Scientist of the Day - John Ericsson
On Mar. 9, 1862, the ironclad ship USS Monitor showed up at Hampton Roads, Virginia. The previous day, the ironclad confederate ship Virginia (formerly the Merrimac before acquiring her iron epidermis) had destroyed several U.S. Navy ships, but when the Monitor joined the fray the next day, the Virginia had a worthy challenger. The Battle of Hampton Roads, as it is called, was essentially a stalemate, since neither ship could sink the other, but notice was served by both sides that the nature of naval combat had changed (see first image above). Both navies immediately quit building wooden-sheathed warships in favor of ironclads; the wooden gunship was suddenly a thing of the past.
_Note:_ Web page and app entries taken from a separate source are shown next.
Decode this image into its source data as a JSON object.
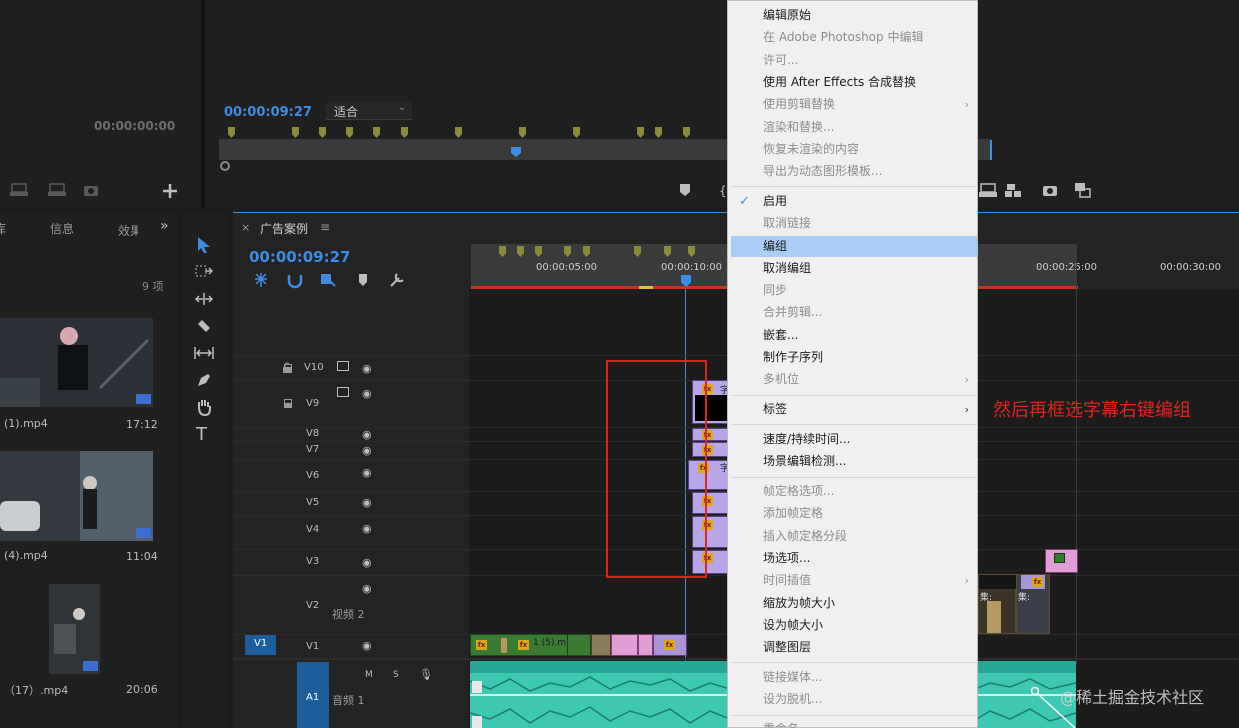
{
  "source_monitor": {
    "timecode": "00:00:00:00"
  },
  "program_monitor": {
    "timecode": "00:00:09:27",
    "zoom": "适合"
  },
  "project_panel": {
    "tabs": [
      "库",
      "信息",
      "效果"
    ],
    "item_count": "9 项",
    "items": [
      {
        "name": "(1).mp4",
        "duration": "17:12"
      },
      {
        "name": "(4).mp4",
        "duration": "11:04"
      },
      {
        "name": "（17）.mp4",
        "duration": "20:06"
      }
    ]
  },
  "timeline": {
    "tab": "广告案例",
    "timecode": "00:00:09:27",
    "ruler": [
      "00:00:05:00",
      "00:00:10:00",
      "00:00:25:00",
      "00:00:30:00"
    ],
    "tracks": [
      {
        "id": "V10",
        "label": "V10"
      },
      {
        "id": "V9",
        "label": "V9"
      },
      {
        "id": "V8",
        "label": "V8"
      },
      {
        "id": "V7",
        "label": "V7"
      },
      {
        "id": "V6",
        "label": "V6"
      },
      {
        "id": "V5",
        "label": "V5"
      },
      {
        "id": "V4",
        "label": "V4"
      },
      {
        "id": "V3",
        "label": "V3"
      },
      {
        "id": "V2",
        "label": "V2",
        "name": "视频 2"
      },
      {
        "id": "V1",
        "label": "V1",
        "source": "V1"
      },
      {
        "id": "A1",
        "label": "A1",
        "name": "音频 1",
        "buttons": [
          "M",
          "S"
        ]
      }
    ],
    "clip_labels": {
      "v1_clip": "1 (5).m",
      "subtitle": "字",
      "v2_a": "集:",
      "v2_b": "集:"
    }
  },
  "context_menu": {
    "items": [
      {
        "label": "编辑原始",
        "enabled": true
      },
      {
        "label": "在 Adobe Photoshop 中编辑",
        "enabled": false
      },
      {
        "label": "许可...",
        "enabled": false
      },
      {
        "label": "使用 After Effects 合成替换",
        "enabled": true
      },
      {
        "label": "使用剪辑替换",
        "enabled": false,
        "submenu": true
      },
      {
        "label": "渲染和替换...",
        "enabled": false
      },
      {
        "label": "恢复未渲染的内容",
        "enabled": false
      },
      {
        "label": "导出为动态图形模板...",
        "enabled": false
      },
      {
        "separator": true
      },
      {
        "label": "启用",
        "enabled": true,
        "checked": true
      },
      {
        "label": "取消链接",
        "enabled": false
      },
      {
        "label": "编组",
        "enabled": true,
        "highlighted": true
      },
      {
        "label": "取消编组",
        "enabled": true
      },
      {
        "label": "同步",
        "enabled": false
      },
      {
        "label": "合并剪辑...",
        "enabled": false
      },
      {
        "label": "嵌套...",
        "enabled": true
      },
      {
        "label": "制作子序列",
        "enabled": true
      },
      {
        "label": "多机位",
        "enabled": false,
        "submenu": true
      },
      {
        "separator": true
      },
      {
        "label": "标签",
        "enabled": true,
        "submenu": true
      },
      {
        "separator": true
      },
      {
        "label": "速度/持续时间...",
        "enabled": true
      },
      {
        "label": "场景编辑检测...",
        "enabled": true
      },
      {
        "separator": true
      },
      {
        "label": "帧定格选项...",
        "enabled": false
      },
      {
        "label": "添加帧定格",
        "enabled": false
      },
      {
        "label": "插入帧定格分段",
        "enabled": false
      },
      {
        "label": "场选项...",
        "enabled": true
      },
      {
        "label": "时间插值",
        "enabled": false,
        "submenu": true
      },
      {
        "label": "缩放为帧大小",
        "enabled": true
      },
      {
        "label": "设为帧大小",
        "enabled": true
      },
      {
        "label": "调整图层",
        "enabled": true
      },
      {
        "separator": true
      },
      {
        "label": "链接媒体...",
        "enabled": false
      },
      {
        "label": "设为脱机...",
        "enabled": false
      },
      {
        "separator": true
      },
      {
        "label": "重命名...",
        "enabled": false
      }
    ]
  },
  "annotation": {
    "text": "然后再框选字幕右键编组",
    "color": "#e0241d"
  },
  "watermark": "@稀土掘金技术社区",
  "colors": {
    "accent": "#3b8ee4",
    "clip_purple": "#a994d6",
    "clip_green": "#3a7a32",
    "clip_pink": "#e29ed6",
    "audio": "#2bb3a5",
    "menu_highlight": "#a9cdf5"
  }
}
The USS Monitor was designed and built by John Ericsson (1803-1889), a Swedish inventor who moved to England, invented the screw propeller, then came to the U.S. and built the first screw-driven steam warship for the U.S. Navy. The Monitor, a 180-foot, 1000-ton iron behemoth, was designed as an ironclad from the beginning, unlike the Virginia, which was simply a converted wooden warship. The Monitor was built in just 100 days, and although it sank in a storm not long after the Battle of Hampton Roads, it spawned dozens of look-alike progeny.
There is a bronze statue of Ericsson in Battery Park in New York City (second image). Ericsson holds a model of the Monitor, which looks quite small, so we need to remind ourselves that this ship was huge and heavy and held a crew of 60. There is another monument in West Potomac Park in Washington, D.C (third image). It features a marble statue of Ericsson, protected by three standing allegorical figures representing Labor, Adventure, and Vision—the latter is the one looming over Ericsson.
There is a reduced-size replica of the Monitor on display at the Mariners’ Museum in Newport News (fourth image).
Dr. William B. Ashworth, Jr., Consultant for the History of Science, Linda Hall Library and Associate Professor, Department of History, University of Missouri-Kansas City. Comments or corrections are welcome; please direct to email@example.com.